Imagine two lines revolving at a constant rate round two different points (poles).
The intersection of the two lines make a sectrix of Maclaurin.
The name comes from the trisectrix of Maclaurin (see below), together with the sectrix quality (able to divide an angle).
Parameters a and 1/a give the same curves, so we can confine ourselves to the case a>=1.
For a=1, the curve is a line.
For b=0, two curve groups can be distinguished:
 parameter a is an integer: the curve is called an arachnida^{1)} or
araneidan.
For a=2, the curve is a circle.
For a=3: we see the cubic trisectrix of Maclaurin^{2)}.
Colin Maclaurin was the first to study the curve (in 1742), while
looking at the ancient Greek problem of the trisection of an angle: the angle formed by points ABP is three times the angle formed by AOP
for points P of the trisectrix.
The area of the loop is equal to ^{3}√3, and the distance from the origin to the point where the curve cuts the xaxis is equal to 3.
Some relationships with other curves are the following:
The curve is an anallagmatic curve,
and also an epi spiral (a=1/3).
Freeth (18191904) described in a paper published by the London
Mathematical Society (1879) the strophoid
of the trisectrix.
For larger values for the parameter a we see better the spiderly character of the curve:
A negative parameter a gives a variant on the curve, consisting of a number of (a) hyperbolic branches:
 parameter a is a rational number: the curve is an Plateau curve.
The curve is named after the Belgian physicist Joseph Antoine Ferdinand Plateau (18011883).
Some examples:
For a=3/2 the curve is the (limaçon) trisectrix.
When parameter a is positive, the curve consists of a number of elliptic forms.
The number of elliptics is equal to the denominator of the parameter.
When parameter a is negative, the curve consists of a number of hyperbolic forms.

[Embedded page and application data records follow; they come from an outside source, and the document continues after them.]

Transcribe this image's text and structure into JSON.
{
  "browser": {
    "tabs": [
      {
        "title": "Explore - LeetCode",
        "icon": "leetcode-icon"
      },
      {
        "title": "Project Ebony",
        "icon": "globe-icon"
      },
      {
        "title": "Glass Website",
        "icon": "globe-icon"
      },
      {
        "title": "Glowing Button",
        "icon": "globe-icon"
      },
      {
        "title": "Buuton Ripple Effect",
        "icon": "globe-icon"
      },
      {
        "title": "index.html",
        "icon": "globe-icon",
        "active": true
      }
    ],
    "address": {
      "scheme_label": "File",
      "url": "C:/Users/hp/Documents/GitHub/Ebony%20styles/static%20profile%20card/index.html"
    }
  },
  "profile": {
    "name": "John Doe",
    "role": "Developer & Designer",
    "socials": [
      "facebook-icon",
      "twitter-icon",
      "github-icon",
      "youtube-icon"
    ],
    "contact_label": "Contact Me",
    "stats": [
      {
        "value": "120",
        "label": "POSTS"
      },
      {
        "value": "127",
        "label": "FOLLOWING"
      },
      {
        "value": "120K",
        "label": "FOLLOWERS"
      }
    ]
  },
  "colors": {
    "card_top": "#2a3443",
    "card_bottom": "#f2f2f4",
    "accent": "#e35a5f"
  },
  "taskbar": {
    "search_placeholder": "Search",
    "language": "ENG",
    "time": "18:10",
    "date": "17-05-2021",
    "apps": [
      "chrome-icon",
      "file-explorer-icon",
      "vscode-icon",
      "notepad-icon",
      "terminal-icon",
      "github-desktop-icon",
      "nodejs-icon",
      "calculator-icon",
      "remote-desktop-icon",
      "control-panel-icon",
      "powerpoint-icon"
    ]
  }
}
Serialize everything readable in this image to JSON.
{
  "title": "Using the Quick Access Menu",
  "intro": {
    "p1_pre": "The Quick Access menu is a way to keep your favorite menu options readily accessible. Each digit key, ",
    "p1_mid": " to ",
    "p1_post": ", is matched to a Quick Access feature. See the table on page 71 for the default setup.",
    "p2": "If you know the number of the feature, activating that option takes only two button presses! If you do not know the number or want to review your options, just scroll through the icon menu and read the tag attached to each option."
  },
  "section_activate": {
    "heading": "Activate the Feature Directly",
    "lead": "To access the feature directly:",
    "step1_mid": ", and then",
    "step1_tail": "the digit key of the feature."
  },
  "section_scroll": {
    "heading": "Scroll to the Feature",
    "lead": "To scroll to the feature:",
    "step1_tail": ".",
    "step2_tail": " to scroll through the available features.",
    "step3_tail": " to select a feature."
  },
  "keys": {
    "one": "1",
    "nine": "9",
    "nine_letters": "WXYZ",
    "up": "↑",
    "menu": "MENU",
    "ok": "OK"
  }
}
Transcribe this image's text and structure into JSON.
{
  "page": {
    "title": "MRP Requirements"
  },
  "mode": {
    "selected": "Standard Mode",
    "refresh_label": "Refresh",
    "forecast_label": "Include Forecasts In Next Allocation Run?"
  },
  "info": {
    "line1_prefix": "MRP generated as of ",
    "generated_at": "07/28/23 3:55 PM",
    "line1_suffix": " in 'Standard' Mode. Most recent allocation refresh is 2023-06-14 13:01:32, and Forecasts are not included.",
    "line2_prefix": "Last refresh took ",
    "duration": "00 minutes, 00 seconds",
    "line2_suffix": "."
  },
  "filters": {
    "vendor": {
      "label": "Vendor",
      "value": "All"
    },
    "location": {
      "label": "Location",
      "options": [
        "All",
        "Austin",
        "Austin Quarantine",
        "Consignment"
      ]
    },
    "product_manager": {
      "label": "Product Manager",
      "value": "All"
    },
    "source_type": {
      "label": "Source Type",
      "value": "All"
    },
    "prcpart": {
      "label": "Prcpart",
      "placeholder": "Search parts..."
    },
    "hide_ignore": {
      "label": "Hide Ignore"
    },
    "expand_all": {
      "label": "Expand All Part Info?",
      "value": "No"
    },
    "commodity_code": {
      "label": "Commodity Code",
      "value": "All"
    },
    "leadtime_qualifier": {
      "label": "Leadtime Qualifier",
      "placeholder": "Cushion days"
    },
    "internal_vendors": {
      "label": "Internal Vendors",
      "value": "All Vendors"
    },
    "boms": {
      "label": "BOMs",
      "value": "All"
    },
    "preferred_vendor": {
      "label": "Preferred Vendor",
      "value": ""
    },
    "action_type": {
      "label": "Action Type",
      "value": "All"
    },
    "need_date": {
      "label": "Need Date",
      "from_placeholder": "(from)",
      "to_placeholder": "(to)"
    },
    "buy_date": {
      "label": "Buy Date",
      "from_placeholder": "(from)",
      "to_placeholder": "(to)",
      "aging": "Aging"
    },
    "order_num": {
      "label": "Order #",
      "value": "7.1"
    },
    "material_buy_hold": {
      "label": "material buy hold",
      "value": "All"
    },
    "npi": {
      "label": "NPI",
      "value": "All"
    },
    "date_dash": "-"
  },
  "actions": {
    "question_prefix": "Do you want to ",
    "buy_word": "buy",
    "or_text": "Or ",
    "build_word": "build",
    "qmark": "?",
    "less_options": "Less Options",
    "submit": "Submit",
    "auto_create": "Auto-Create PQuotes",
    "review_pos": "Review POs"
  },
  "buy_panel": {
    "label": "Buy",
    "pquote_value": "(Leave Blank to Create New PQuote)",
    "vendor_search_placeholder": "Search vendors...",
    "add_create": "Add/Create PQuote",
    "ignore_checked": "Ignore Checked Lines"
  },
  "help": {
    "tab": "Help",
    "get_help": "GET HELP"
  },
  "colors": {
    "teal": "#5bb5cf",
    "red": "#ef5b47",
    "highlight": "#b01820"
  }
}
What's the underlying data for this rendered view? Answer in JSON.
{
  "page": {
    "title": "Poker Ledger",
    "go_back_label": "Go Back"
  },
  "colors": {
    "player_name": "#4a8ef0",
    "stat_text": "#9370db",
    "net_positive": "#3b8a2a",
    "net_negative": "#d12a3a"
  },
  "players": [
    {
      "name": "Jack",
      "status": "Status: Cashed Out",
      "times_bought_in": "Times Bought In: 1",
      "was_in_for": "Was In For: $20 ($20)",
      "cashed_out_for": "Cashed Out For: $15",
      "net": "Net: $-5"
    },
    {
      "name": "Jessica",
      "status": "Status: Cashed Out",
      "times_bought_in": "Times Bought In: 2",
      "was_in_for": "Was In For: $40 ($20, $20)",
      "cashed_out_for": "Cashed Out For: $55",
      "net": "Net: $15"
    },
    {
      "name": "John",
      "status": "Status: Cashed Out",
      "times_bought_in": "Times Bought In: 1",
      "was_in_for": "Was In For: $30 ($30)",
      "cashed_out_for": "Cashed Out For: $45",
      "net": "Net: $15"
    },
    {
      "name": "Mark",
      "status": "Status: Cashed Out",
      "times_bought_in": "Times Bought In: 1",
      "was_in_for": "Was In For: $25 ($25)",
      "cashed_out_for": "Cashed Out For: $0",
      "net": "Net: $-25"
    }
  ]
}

The number of hyperbolics is equal to the sum of the nominator and denominator minus 1:
notes
1) From the Greek word αραχνη that means spider.
2) Cartesian equation: x^{3} + xy^{2}  3x^{2}  y^{2} = 0,
or: 2x^{3} + 2xy^{2}  3x^{2} + y^{2} = 0.